Let’s work hard at getting a mass quantity of images like these out in front of the public eye until we reach the tipping point where the old, worn out images of dementia in the public mindset is replaced with a more hopeful, less lonely, more REAL image.

Let’s start showing the truth about dementia, and in particular, the experience of early stage dementia. Doing so, and I hate to say this, “humanizes” dementia.

When we start doing humanizing the experience–normalizing it–the public will start attaching “worth” to people with dementia. Because they look like real people, like you and me. There is less “them-ness.” They are one of us. We attach value. We start to think of surviving dementia. We start to be hopeful. It starts to be worthwhile investing money in such efforts as dementia friendly communities because people are thinking, “Well, if I ever get dementia, I want to be like THESE people…”

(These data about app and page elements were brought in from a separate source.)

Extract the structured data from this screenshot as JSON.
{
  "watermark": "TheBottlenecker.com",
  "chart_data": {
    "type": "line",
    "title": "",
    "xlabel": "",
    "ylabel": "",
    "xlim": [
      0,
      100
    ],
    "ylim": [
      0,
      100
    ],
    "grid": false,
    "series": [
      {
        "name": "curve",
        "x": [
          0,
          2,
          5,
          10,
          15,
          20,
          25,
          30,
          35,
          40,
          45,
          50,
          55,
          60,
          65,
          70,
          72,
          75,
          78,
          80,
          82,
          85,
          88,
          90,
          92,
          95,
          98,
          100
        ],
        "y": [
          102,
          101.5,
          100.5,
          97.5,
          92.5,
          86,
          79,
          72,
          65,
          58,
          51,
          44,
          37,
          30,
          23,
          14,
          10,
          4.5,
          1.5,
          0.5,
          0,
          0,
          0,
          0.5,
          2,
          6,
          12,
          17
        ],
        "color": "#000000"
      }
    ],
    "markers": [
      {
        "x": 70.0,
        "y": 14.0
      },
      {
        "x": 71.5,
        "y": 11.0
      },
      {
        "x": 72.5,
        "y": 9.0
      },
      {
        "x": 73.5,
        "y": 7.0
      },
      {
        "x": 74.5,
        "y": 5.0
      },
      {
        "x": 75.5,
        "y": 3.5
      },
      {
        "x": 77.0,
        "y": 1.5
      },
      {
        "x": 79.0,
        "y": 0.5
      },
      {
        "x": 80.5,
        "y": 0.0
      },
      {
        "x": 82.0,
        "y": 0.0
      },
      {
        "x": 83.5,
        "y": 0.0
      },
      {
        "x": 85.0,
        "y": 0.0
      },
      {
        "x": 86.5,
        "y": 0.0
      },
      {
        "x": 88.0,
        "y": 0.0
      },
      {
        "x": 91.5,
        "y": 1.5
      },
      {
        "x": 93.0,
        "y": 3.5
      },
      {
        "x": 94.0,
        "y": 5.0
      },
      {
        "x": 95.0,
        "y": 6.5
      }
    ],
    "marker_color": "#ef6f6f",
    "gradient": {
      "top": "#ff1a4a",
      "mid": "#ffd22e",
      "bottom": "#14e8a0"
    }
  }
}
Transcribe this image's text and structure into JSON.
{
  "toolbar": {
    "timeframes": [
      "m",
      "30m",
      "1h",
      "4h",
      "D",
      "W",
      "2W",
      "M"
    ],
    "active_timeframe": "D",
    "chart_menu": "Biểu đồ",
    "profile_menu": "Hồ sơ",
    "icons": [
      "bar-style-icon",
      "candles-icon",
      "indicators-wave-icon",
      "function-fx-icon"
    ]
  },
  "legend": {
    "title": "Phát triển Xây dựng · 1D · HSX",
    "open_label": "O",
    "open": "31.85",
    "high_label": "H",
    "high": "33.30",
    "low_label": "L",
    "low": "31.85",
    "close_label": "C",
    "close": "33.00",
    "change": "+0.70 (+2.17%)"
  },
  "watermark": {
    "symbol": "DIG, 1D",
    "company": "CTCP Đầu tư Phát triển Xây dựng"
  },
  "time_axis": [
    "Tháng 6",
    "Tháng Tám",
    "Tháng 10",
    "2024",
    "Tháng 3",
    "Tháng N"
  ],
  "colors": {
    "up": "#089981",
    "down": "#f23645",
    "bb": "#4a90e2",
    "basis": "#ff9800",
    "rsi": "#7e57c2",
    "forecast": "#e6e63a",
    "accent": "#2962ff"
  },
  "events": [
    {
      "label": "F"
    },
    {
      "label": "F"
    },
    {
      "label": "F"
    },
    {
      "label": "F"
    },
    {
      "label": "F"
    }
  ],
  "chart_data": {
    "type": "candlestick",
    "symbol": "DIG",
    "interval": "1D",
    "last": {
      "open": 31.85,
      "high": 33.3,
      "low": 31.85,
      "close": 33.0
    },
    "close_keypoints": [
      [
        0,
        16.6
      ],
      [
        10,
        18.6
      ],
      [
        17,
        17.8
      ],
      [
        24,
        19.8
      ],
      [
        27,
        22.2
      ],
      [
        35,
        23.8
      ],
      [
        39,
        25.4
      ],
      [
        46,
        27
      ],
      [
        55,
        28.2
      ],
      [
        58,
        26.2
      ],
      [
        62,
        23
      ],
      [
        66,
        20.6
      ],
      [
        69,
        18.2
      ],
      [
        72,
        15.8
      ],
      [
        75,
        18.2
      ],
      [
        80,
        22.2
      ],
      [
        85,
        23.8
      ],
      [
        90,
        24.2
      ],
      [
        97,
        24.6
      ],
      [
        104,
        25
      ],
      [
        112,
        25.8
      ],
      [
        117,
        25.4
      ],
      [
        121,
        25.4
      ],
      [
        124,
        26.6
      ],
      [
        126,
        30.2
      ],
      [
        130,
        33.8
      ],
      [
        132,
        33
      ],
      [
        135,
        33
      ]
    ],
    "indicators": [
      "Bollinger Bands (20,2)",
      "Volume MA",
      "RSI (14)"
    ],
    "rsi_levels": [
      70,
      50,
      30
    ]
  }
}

Meeting friends at the Re-imagine Life with Dementia conference, with thanks to Heather Miller

Let’s change the story by changing the image. A picture is worth a thousand words. The Re-imagine Life with Dementia conference was a great start. What else can we do? I welcome your comments and suggestions.

And I just want to point out: I was the only person to lose my cellphone at the conference. Thank you John and Carol for finding it!

P.S. For all of you who are simmering in rage and ready to hit “Unsubscribe” because my words and these positive images do not reflect your experience with your loved one with dementia, let me say this. My words and these images do not reflect my experience with my mother either. I was so vested in the prevailing story of dementia that I had my head so far in the sand that I completely missed the part where, with proper support, her reality would have been more like these photos.